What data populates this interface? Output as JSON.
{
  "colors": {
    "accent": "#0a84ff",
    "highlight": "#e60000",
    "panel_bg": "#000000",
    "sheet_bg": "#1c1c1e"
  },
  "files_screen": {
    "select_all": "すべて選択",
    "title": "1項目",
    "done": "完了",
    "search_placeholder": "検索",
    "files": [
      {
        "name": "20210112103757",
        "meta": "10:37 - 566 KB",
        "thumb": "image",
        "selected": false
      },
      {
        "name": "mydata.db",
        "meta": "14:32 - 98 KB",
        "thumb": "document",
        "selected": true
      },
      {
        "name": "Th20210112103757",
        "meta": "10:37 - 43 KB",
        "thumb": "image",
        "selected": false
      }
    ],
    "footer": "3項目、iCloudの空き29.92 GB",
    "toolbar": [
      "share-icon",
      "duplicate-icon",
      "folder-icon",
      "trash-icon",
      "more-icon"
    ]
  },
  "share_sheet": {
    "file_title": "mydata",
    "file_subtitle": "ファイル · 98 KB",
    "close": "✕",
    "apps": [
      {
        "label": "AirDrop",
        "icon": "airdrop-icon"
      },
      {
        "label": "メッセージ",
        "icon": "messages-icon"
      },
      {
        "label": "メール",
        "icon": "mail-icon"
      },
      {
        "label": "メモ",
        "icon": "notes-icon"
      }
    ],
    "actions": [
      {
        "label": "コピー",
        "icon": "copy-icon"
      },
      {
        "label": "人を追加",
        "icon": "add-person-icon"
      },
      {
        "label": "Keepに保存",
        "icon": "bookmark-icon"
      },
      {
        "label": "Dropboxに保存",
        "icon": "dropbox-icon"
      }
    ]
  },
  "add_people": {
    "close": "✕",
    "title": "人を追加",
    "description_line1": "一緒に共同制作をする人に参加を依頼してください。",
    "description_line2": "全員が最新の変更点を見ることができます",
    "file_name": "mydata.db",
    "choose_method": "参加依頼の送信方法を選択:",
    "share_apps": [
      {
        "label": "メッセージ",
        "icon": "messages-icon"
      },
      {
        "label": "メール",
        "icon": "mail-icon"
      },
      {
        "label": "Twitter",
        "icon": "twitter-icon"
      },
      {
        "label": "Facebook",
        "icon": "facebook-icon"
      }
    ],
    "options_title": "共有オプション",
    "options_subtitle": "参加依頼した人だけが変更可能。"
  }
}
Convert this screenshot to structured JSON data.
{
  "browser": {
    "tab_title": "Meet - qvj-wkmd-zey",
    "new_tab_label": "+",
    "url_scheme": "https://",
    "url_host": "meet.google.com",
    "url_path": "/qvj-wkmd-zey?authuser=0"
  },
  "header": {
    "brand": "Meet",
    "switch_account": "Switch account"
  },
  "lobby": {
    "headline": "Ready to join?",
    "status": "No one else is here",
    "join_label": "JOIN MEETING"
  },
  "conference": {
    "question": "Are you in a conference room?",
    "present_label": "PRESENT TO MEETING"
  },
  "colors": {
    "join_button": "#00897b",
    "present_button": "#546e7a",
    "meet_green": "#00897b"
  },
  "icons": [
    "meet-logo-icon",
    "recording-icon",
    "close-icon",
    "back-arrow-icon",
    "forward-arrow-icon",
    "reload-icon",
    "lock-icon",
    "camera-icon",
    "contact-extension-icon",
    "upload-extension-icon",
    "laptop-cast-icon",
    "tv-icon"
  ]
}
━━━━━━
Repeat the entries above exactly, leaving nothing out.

What data populates this interface? Output as JSON.
{
  "colors": {
    "accent": "#0a84ff",
    "highlight": "#e60000",
    "panel_bg": "#000000",
    "sheet_bg": "#1c1c1e"
  },
  "files_screen": {
    "select_all": "すべて選択",
    "title": "1項目",
    "done": "完了",
    "search_placeholder": "検索",
    "files": [
      {
        "name": "20210112103757",
        "meta": "10:37 - 566 KB",
        "thumb": "image",
        "selected": false
      },
      {
        "name": "mydata.db",
        "meta": "14:32 - 98 KB",
        "thumb": "document",
        "selected": true
      },
      {
        "name": "Th20210112103757",
        "meta": "10:37 - 43 KB",
        "thumb": "image",
        "selected": false
      }
    ],
    "footer": "3項目、iCloudの空き29.92 GB",
    "toolbar": [
      "share-icon",
      "duplicate-icon",
      "folder-icon",
      "trash-icon",
      "more-icon"
    ]
  },
  "share_sheet": {
    "file_title": "mydata",
    "file_subtitle": "ファイル · 98 KB",
    "close": "✕",
    "apps": [
      {
        "label": "AirDrop",
        "icon": "airdrop-icon"
      },
      {
        "label": "メッセージ",
        "icon": "messages-icon"
      },
      {
        "label": "メール",
        "icon": "mail-icon"
      },
      {
        "label": "メモ",
        "icon": "notes-icon"
      }
    ],
    "actions": [
      {
        "label": "コピー",
        "icon": "copy-icon"
      },
      {
        "label": "人を追加",
        "icon": "add-person-icon"
      },
      {
        "label": "Keepに保存",
        "icon": "bookmark-icon"
      },
      {
        "label": "Dropboxに保存",
        "icon": "dropbox-icon"
      }
    ]
  },
  "add_people": {
    "close": "✕",
    "title": "人を追加",
    "description_line1": "一緒に共同制作をする人に参加を依頼してください。",
    "description_line2": "全員が最新の変更点を見ることができます",
    "file_name": "mydata.db",
    "choose_method": "参加依頼の送信方法を選択:",
    "share_apps": [
      {
        "label": "メッセージ",
        "icon": "messages-icon"
      },
      {
        "label": "メール",
        "icon": "mail-icon"
      },
      {
        "label": "Twitter",
        "icon": "twitter-icon"
      },
      {
        "label": "Facebook",
        "icon": "facebook-icon"
      }
    ],
    "options_title": "共有オプション",
    "options_subtitle": "参加依頼した人だけが変更可能。"
  }
}
Convert this screenshot to structured JSON data.
{
  "browser": {
    "tab_title": "Meet - qvj-wkmd-zey",
    "new_tab_label": "+",
    "url_scheme": "https://",
    "url_host": "meet.google.com",
    "url_path": "/qvj-wkmd-zey?authuser=0"
  },
  "header": {
    "brand": "Meet",
    "switch_account": "Switch account"
  },
  "lobby": {
    "headline": "Ready to join?",
    "status": "No one else is here",
    "join_label": "JOIN MEETING"
  },
  "conference": {
    "question": "Are you in a conference room?",
    "present_label": "PRESENT TO MEETING"
  },
  "colors": {
    "join_button": "#00897b",
    "present_button": "#546e7a",
    "meet_green": "#00897b"
  },
  "icons": [
    "meet-logo-icon",
    "recording-icon",
    "close-icon",
    "back-arrow-icon",
    "forward-arrow-icon",
    "reload-icon",
    "lock-icon",
    "camera-icon",
    "contact-extension-icon",
    "upload-extension-icon",
    "laptop-cast-icon",
    "tv-icon"
  ]
}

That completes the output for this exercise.